For those remote workers looking for a safe space place to plug in laptops: Look for quiet rooms, not loud ones, recommends Blaser. A coffee shop or library where everyone’s silently reading or typing away will get a lot less spray than a noisier coffee shop or bar where everyone’s yelling over the music to be heard. (Note: At Starbucks, they’ve started turning away your reusable cup.) Places of worship provide no sanctuary from the coronavirus: Faith practices like sharing sacramental wine and communion wafers are coming in for increasing scrutiny, especially after a prominent D.C. pastor revealed he had tested positive for the disease.
For gym-goers freaked out by the prospect of sharing sweaty fitness equipment and yoga mats, remember that the gym has its own built-in protection system: Those alcohol-based hand sanitizer and gym cloths you’re supposed to be using to wipe down equipment before and after using. “A good sanitary practice in general that you clean when you’re done,” said Farley. If you don’t, it’s time to start.

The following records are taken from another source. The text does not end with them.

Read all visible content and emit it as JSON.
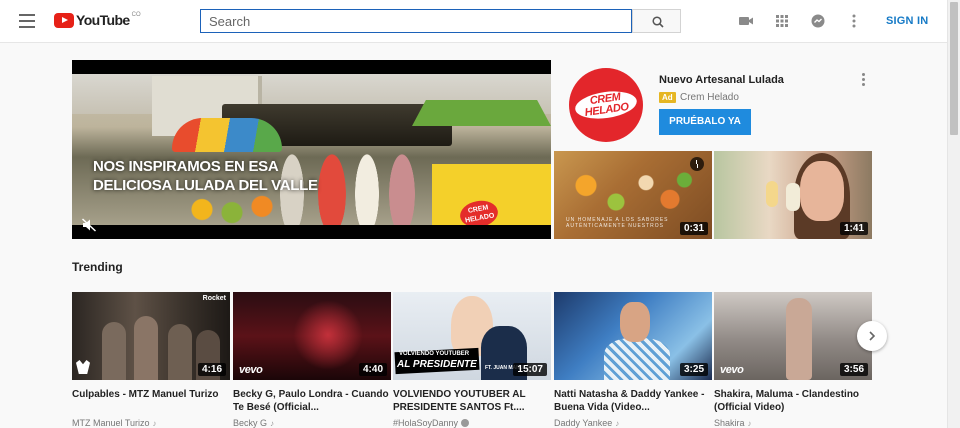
{
  "header": {
    "logo_text": "YouTube",
    "logo_region": "CO",
    "search_placeholder": "Search",
    "sign_in_label": "SIGN IN"
  },
  "hero": {
    "caption_line1": "NOS INSPIRAMOS EN ESA",
    "caption_line2": "DELICIOSA LULADA DEL VALLE",
    "brand_mark": "CREM HELADO"
  },
  "ad": {
    "logo_text_line1": "CREM",
    "logo_text_line2": "HELADO",
    "title": "Nuevo Artesanal Lulada",
    "badge": "Ad",
    "channel": "Crem Helado",
    "cta_label": "PRUÉBALO YA",
    "thumbs": [
      {
        "duration": "0:31",
        "subtext": "UN HOMENAJE A LOS SABORES AUTÉNTICAMENTE NUESTROS"
      },
      {
        "duration": "1:41"
      }
    ]
  },
  "trending": {
    "title": "Trending",
    "videos": [
      {
        "title": "Culpables - MTZ Manuel Turizo",
        "channel": "MTZ Manuel Turizo",
        "duration": "4:16",
        "music": "♪"
      },
      {
        "title": "Becky G, Paulo Londra - Cuando Te Besé (Official...",
        "channel": "Becky G",
        "duration": "4:40",
        "music": "♪"
      },
      {
        "title": "VOLVIENDO YOUTUBER AL PRESIDENTE SANTOS Ft....",
        "channel": "#HolaSoyDanny",
        "duration": "15:07",
        "banner_top": "VOLVIENDO YOUTUBER",
        "banner_main": "AL PRESIDENTE",
        "banner_ft": "FT. JUAN MANU"
      },
      {
        "title": "Natti Natasha & Daddy Yankee - Buena Vida (Video...",
        "channel": "Daddy Yankee",
        "duration": "3:25",
        "music": "♪"
      },
      {
        "title": "Shakira, Maluma - Clandestino (Official Video)",
        "channel": "Shakira",
        "duration": "3:56",
        "music": "♪"
      }
    ],
    "vevo_label": "vevo",
    "rocket_label": "Rocket"
  },
  "colors": {
    "brand_red": "#e62117",
    "link_blue": "#167ac6",
    "cta_blue": "#1f8bde",
    "ad_yellow": "#e6b623"
  }
}
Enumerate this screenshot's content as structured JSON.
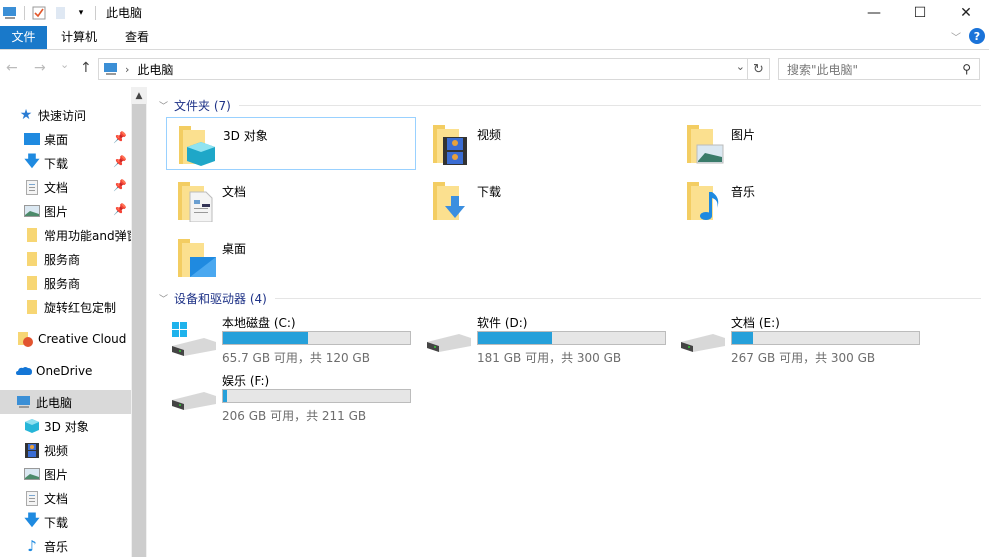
{
  "window": {
    "title": "此电脑",
    "controls": {
      "minimize": "—",
      "maximize": "☐",
      "close": "✕"
    }
  },
  "ribbon": {
    "tabs": [
      {
        "label": "文件"
      },
      {
        "label": "计算机"
      },
      {
        "label": "查看"
      }
    ],
    "help_label": "?"
  },
  "navigation": {
    "back": "←",
    "forward": "→",
    "recent": "⌄",
    "up": "↑",
    "address": "此电脑",
    "search_placeholder": "搜索\"此电脑\""
  },
  "sidebar": {
    "quick_access": "快速访问",
    "items": [
      {
        "label": "桌面",
        "icon": "desktop-icon",
        "pinned": true
      },
      {
        "label": "下载",
        "icon": "download-icon",
        "pinned": true
      },
      {
        "label": "文档",
        "icon": "document-icon",
        "pinned": true
      },
      {
        "label": "图片",
        "icon": "picture-icon",
        "pinned": true
      },
      {
        "label": "常用功能and弹窗",
        "icon": "folder-icon",
        "pinned": false
      },
      {
        "label": "服务商",
        "icon": "folder-icon",
        "pinned": false
      },
      {
        "label": "服务商",
        "icon": "folder-icon",
        "pinned": false
      },
      {
        "label": "旋转红包定制",
        "icon": "folder-icon",
        "pinned": false
      }
    ],
    "creative_cloud": "Creative Cloud Files",
    "onedrive": "OneDrive",
    "this_pc": "此电脑",
    "pc_items": [
      {
        "label": "3D 对象",
        "icon": "3d-objects-icon"
      },
      {
        "label": "视频",
        "icon": "video-icon"
      },
      {
        "label": "图片",
        "icon": "picture-icon"
      },
      {
        "label": "文档",
        "icon": "document-icon"
      },
      {
        "label": "下载",
        "icon": "download-icon"
      },
      {
        "label": "音乐",
        "icon": "music-icon"
      }
    ]
  },
  "folders": {
    "header": "文件夹 (7)",
    "items": [
      {
        "label": "3D 对象",
        "icon": "3d-objects-icon"
      },
      {
        "label": "视频",
        "icon": "video-icon"
      },
      {
        "label": "图片",
        "icon": "picture-icon"
      },
      {
        "label": "文档",
        "icon": "document-icon"
      },
      {
        "label": "下载",
        "icon": "download-icon"
      },
      {
        "label": "音乐",
        "icon": "music-icon"
      },
      {
        "label": "桌面",
        "icon": "desktop-icon"
      }
    ]
  },
  "drives": {
    "header": "设备和驱动器 (4)",
    "items": [
      {
        "name": "本地磁盘 (C:)",
        "info": "65.7 GB 可用，共 120 GB",
        "used_percent": 45.3,
        "system": true
      },
      {
        "name": "软件 (D:)",
        "info": "181 GB 可用，共 300 GB",
        "used_percent": 39.7,
        "system": false
      },
      {
        "name": "文档 (E:)",
        "info": "267 GB 可用，共 300 GB",
        "used_percent": 11.0,
        "system": false
      },
      {
        "name": "娱乐 (F:)",
        "info": "206 GB 可用，共 211 GB",
        "used_percent": 2.4,
        "system": false
      }
    ]
  },
  "colors": {
    "accent": "#1979ca",
    "bar_fill": "#26a0da",
    "group_header": "#1e3287"
  }
}
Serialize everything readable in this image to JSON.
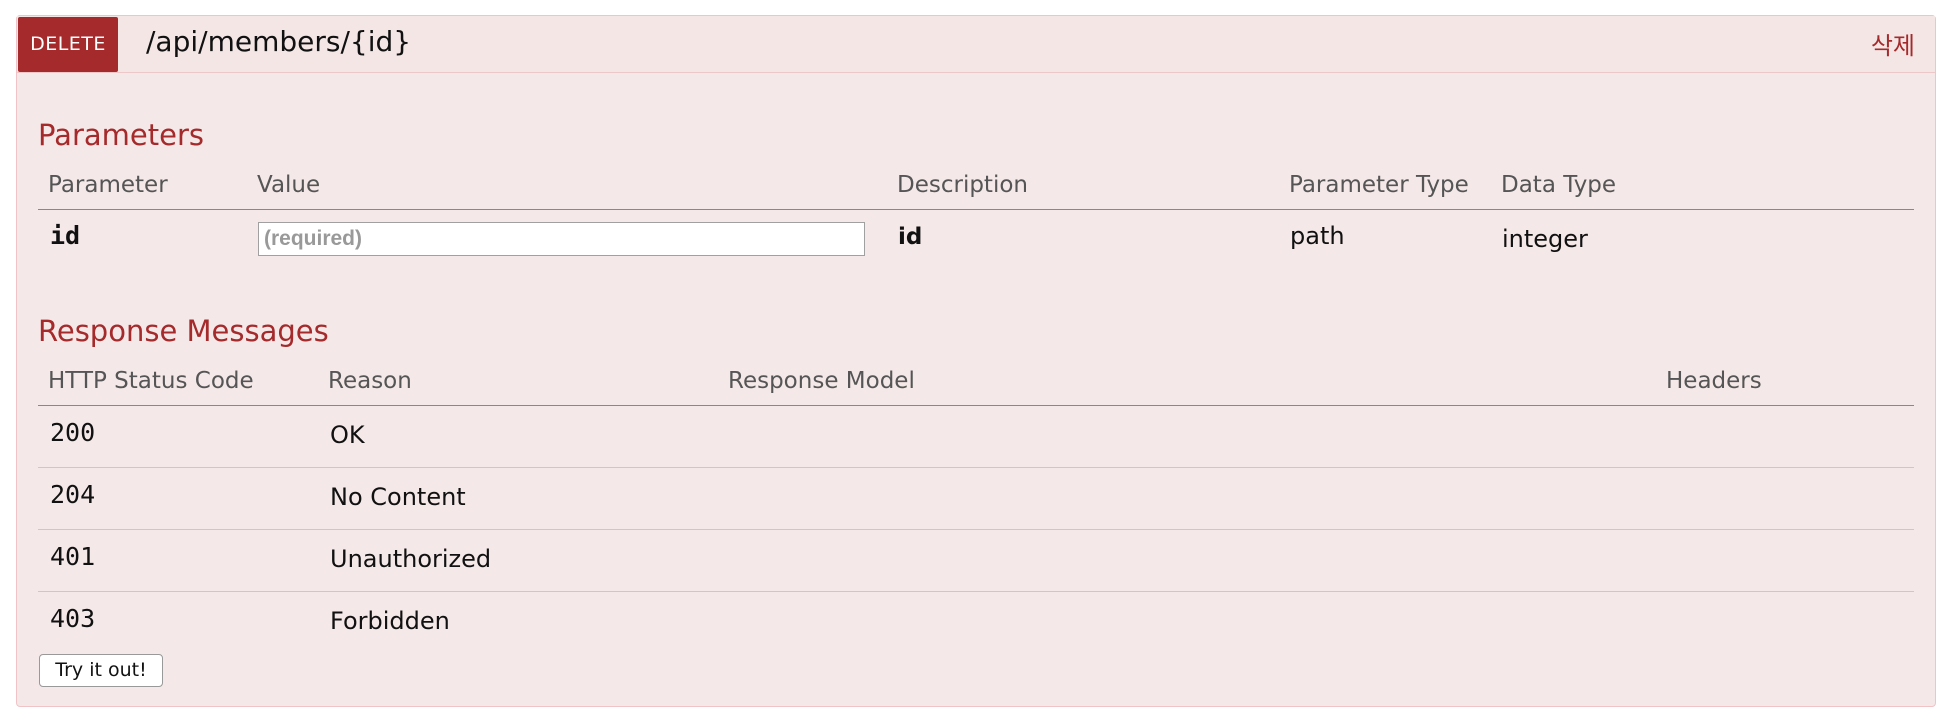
{
  "endpoint": {
    "method": "DELETE",
    "path": "/api/members/{id}",
    "summary": "삭제",
    "method_color": "#a42a2b",
    "background_color": "#f5e8e8"
  },
  "parameters": {
    "title": "Parameters",
    "headers": {
      "parameter": "Parameter",
      "value": "Value",
      "description": "Description",
      "parameter_type": "Parameter Type",
      "data_type": "Data Type"
    },
    "rows": [
      {
        "name": "id",
        "value": "",
        "placeholder": "(required)",
        "description": "id",
        "parameter_type": "path",
        "data_type": "integer"
      }
    ]
  },
  "responses": {
    "title": "Response Messages",
    "headers": {
      "status_code": "HTTP Status Code",
      "reason": "Reason",
      "response_model": "Response Model",
      "headers": "Headers"
    },
    "rows": [
      {
        "code": "200",
        "reason": "OK"
      },
      {
        "code": "204",
        "reason": "No Content"
      },
      {
        "code": "401",
        "reason": "Unauthorized"
      },
      {
        "code": "403",
        "reason": "Forbidden"
      }
    ]
  },
  "actions": {
    "try_label": "Try it out!"
  }
}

Friends, furry or otherwise
The most important site of transmission may not be outside in the world at all. “You’re more likely to get it from a family member than a stranger,” Blaser said.
Of course, as Farley notes, even if you get it from a family member, they must have originally gotten it from someone else. But once the virus does enter a household, it’s hard to avoid getting it. “The microbiome of a house is similar amongst its inhabitants, because you share that space all the time,” he said.
Still, transmission isn’t guaranteed, says Farley, as evidenced by a man on the Grand Princess cruise ship who avoided transferring the disease to his wife, even as they lived and slept in close quarters.
As for pets, the risk of dog-kiss transmission is apparently low-to-nil, and there has been no evidence of human to animal transmission or vice-versa. Still, Farley says that if you’re quarantining yourself from other people due to the virus, that should include your cat.
The good news
This might be a novel coronavirus, but the best countermeasures are tried-and-true. “All the disinfectants that we can use against standard viruses work very very well against this Covid-19 virus,” said Andrew Stanley Pekosz, a professor at the Johns Hopkins Bloomberg School of Public Health, in a press conference on March 6. “Almost irrespective of how long a virus can survive on a surface, if you do a good job of trying to clean these common areas — areas that people are touching on a regular basis — you will be reducing your risk [of] getting infected.”
Besides, drastically changing your lifestyle in an effort to evade infection might not make much of a difference. “Right now, everybody’s concentrating on how can I avoid that exposure, but this virus is coming our way,” said Blaser. Up to 100 million people in the U.S. could be infected within the year, he says, if efforts to slow its spread do not work and if its trajectory resembles that of other influenza strains. “It’s going to be amongst us: It is good to try to protect ourselves, but we don’t have to go crazy about it, because chances are we’re going to get it anyhow.”
Besides washing your hands frequently, Blaser says what’s most important is having a healthy life: getting enough sleep, not drinking too much, not smoking, and exercising. And if you’re lucky enough to be considered low-risk during this outbreak, it’s a good time to think about neighbors who aren’t.